Go through the entries and write each one out again unchanged.

⟨

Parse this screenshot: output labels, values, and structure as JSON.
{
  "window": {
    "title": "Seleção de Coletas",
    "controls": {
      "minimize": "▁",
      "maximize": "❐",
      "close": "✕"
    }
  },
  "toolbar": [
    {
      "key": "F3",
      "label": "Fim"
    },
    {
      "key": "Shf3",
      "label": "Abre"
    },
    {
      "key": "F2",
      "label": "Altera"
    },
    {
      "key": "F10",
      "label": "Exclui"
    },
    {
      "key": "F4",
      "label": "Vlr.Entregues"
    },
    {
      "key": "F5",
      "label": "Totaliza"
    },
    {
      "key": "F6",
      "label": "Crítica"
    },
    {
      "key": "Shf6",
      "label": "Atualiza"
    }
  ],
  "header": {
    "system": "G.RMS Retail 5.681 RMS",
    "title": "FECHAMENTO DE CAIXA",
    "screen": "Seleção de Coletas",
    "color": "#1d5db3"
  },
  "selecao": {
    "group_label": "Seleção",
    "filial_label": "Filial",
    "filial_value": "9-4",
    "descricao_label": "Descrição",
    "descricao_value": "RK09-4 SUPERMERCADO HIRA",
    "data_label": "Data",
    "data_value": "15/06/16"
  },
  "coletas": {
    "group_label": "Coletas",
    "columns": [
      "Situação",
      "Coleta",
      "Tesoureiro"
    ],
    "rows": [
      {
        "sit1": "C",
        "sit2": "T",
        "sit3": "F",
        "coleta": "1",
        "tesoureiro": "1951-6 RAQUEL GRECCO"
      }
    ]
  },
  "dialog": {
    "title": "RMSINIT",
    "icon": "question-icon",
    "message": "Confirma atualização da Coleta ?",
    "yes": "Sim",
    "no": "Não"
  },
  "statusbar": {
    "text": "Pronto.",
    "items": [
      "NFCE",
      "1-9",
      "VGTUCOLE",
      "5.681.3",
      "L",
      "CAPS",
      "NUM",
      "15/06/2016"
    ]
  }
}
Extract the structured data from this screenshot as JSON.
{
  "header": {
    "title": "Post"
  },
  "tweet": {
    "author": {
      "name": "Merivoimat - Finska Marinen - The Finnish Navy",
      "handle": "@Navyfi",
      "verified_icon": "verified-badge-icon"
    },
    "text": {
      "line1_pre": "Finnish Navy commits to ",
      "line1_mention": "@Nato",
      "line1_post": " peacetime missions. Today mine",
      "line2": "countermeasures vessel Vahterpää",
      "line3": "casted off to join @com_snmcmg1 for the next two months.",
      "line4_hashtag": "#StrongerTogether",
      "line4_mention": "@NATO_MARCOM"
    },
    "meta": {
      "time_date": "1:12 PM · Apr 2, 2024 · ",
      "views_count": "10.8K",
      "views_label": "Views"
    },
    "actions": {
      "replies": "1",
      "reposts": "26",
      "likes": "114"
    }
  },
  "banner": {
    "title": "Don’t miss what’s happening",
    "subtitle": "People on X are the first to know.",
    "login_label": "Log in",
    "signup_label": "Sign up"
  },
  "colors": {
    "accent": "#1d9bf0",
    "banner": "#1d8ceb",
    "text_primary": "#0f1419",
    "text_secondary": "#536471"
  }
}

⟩

● EXPECTED ANSWER:
Parse this screenshot: output labels, values, and structure as JSON.
{
  "window": {
    "title": "Seleção de Coletas",
    "controls": {
      "minimize": "▁",
      "maximize": "❐",
      "close": "✕"
    }
  },
  "toolbar": [
    {
      "key": "F3",
      "label": "Fim"
    },
    {
      "key": "Shf3",
      "label": "Abre"
    },
    {
      "key": "F2",
      "label": "Altera"
    },
    {
      "key": "F10",
      "label": "Exclui"
    },
    {
      "key": "F4",
      "label": "Vlr.Entregues"
    },
    {
      "key": "F5",
      "label": "Totaliza"
    },
    {
      "key": "F6",
      "label": "Crítica"
    },
    {
      "key": "Shf6",
      "label": "Atualiza"
    }
  ],
  "header": {
    "system": "G.RMS Retail 5.681 RMS",
    "title": "FECHAMENTO DE CAIXA",
    "screen": "Seleção de Coletas",
    "color": "#1d5db3"
  },
  "selecao": {
    "group_label": "Seleção",
    "filial_label": "Filial",
    "filial_value": "9-4",
    "descricao_label": "Descrição",
    "descricao_value": "RK09-4 SUPERMERCADO HIRA",
    "data_label": "Data",
    "data_value": "15/06/16"
  },
  "coletas": {
    "group_label": "Coletas",
    "columns": [
      "Situação",
      "Coleta",
      "Tesoureiro"
    ],
    "rows": [
      {
        "sit1": "C",
        "sit2": "T",
        "sit3": "F",
        "coleta": "1",
        "tesoureiro": "1951-6 RAQUEL GRECCO"
      }
    ]
  },
  "dialog": {
    "title": "RMSINIT",
    "icon": "question-icon",
    "message": "Confirma atualização da Coleta ?",
    "yes": "Sim",
    "no": "Não"
  },
  "statusbar": {
    "text": "Pronto.",
    "items": [
      "NFCE",
      "1-9",
      "VGTUCOLE",
      "5.681.3",
      "L",
      "CAPS",
      "NUM",
      "15/06/2016"
    ]
  }
}
Extract the structured data from this screenshot as JSON.
{
  "header": {
    "title": "Post"
  },
  "tweet": {
    "author": {
      "name": "Merivoimat - Finska Marinen - The Finnish Navy",
      "handle": "@Navyfi",
      "verified_icon": "verified-badge-icon"
    },
    "text": {
      "line1_pre": "Finnish Navy commits to ",
      "line1_mention": "@Nato",
      "line1_post": " peacetime missions. Today mine",
      "line2": "countermeasures vessel Vahterpää",
      "line3": "casted off to join @com_snmcmg1 for the next two months.",
      "line4_hashtag": "#StrongerTogether",
      "line4_mention": "@NATO_MARCOM"
    },
    "meta": {
      "time_date": "1:12 PM · Apr 2, 2024 · ",
      "views_count": "10.8K",
      "views_label": "Views"
    },
    "actions": {
      "replies": "1",
      "reposts": "26",
      "likes": "114"
    }
  },
  "banner": {
    "title": "Don’t miss what’s happening",
    "subtitle": "People on X are the first to know.",
    "login_label": "Log in",
    "signup_label": "Sign up"
  },
  "colors": {
    "accent": "#1d9bf0",
    "banner": "#1d8ceb",
    "text_primary": "#0f1419",
    "text_secondary": "#536471"
  }
}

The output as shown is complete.